The sidewalk cross slope design should be closely examined for its effects on walkers or wheelchairs, in particular at driveways where steep slopes can be uncomfortable for both pedestrians and wheelchair users, can be slippery in snowy or icy conditions, and potentially dangerous if pitched steeply toward the street.

We note that the principal intersections with Turnpike Street at Randolph Street and at Washington Street already have traffic signals in place. As part of this project, countdown signals should be added in both locations to help pedestrians cross the intersection.

Wheelchair ramps are already in position at both sides of the intersection at Turnpike and Randolph Streets and at Turnpike and Washington Streets, and cut-throughs are in place in the pedestrian refuge island in the intersection of Turnpike and Washington Streets. However, no marked crosswalks exist to connect these facilities. Marked crosswalks should be added to both intersections.

We suggest that the plan include signs in advance of each pedestrian crossing to warn drivers to slow down and be alert for pedestrians.

Over time, we urge MassDot to consider widening the existing sidewalks on Turnpike and Washington Streets which are narrow and have frequent utility poles. In addition, new and or improved sidewalks should be added wherever possible. Future construction of walkways along Randolph Street to the Blue Hills Regional Technical High School and Massasoit Community College would be a welcome improvement.
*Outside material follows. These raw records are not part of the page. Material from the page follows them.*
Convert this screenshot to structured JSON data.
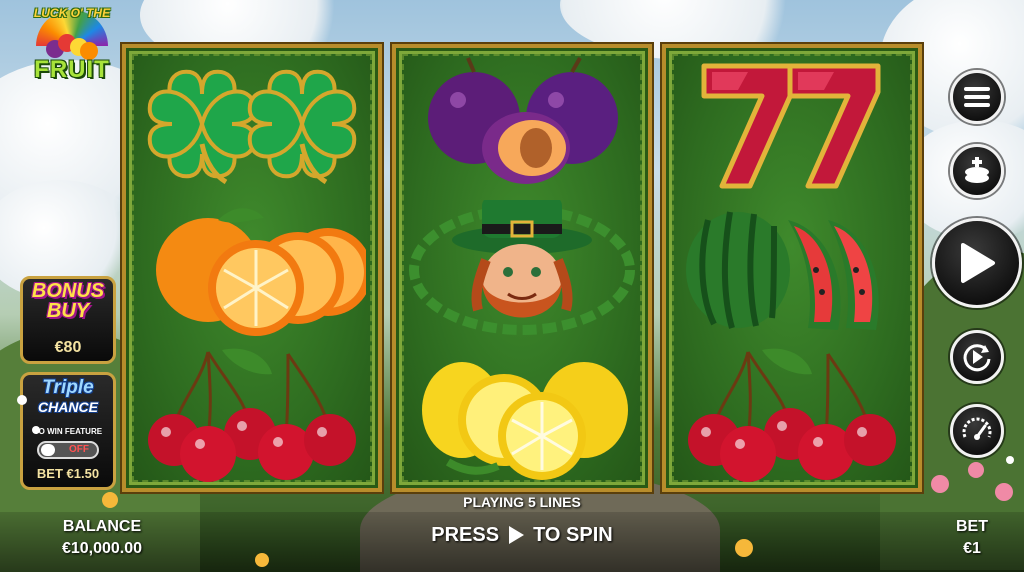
{
  "logo": {
    "line1": "LUCK O' THE",
    "line2": "FRUIT"
  },
  "reels": [
    {
      "symbols": [
        "clover-double",
        "orange",
        "cherries"
      ]
    },
    {
      "symbols": [
        "plums",
        "leprechaun",
        "lemons"
      ]
    },
    {
      "symbols": [
        "double-seven",
        "watermelon",
        "cherries"
      ]
    }
  ],
  "bonus_buy": {
    "title": "BONUS BUY",
    "price": "€80"
  },
  "triple_chance": {
    "title_line1": "Triple",
    "title_line2": "CHANCE",
    "subtitle": "TO WIN FEATURE",
    "toggle_state": "OFF",
    "bet_label": "BET €1.50"
  },
  "lines_text": "PLAYING 5 LINES",
  "balance": {
    "label": "BALANCE",
    "value": "€10,000.00"
  },
  "spin_prompt": {
    "before": "PRESS",
    "after": "TO SPIN"
  },
  "bet": {
    "label": "BET",
    "value": "€1"
  },
  "side_buttons": [
    "menu-icon",
    "coin-stack-icon",
    "play-icon",
    "autoplay-icon",
    "speed-gauge-icon"
  ],
  "colors": {
    "reel_bg": "#2e6c20",
    "frame_gold": "#b88d2b",
    "button_dark": "#111111",
    "toggle_off": "#ff5252"
  }
}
Thank you for the opportunity to comment on the Environmental Notification Form for the roadway reconstruction of Turnpike Street, Route 138 in Canton. Please contact us for any clarification or additional comments that you may need.

Sincerely,

Robert Sloane
Senior Planner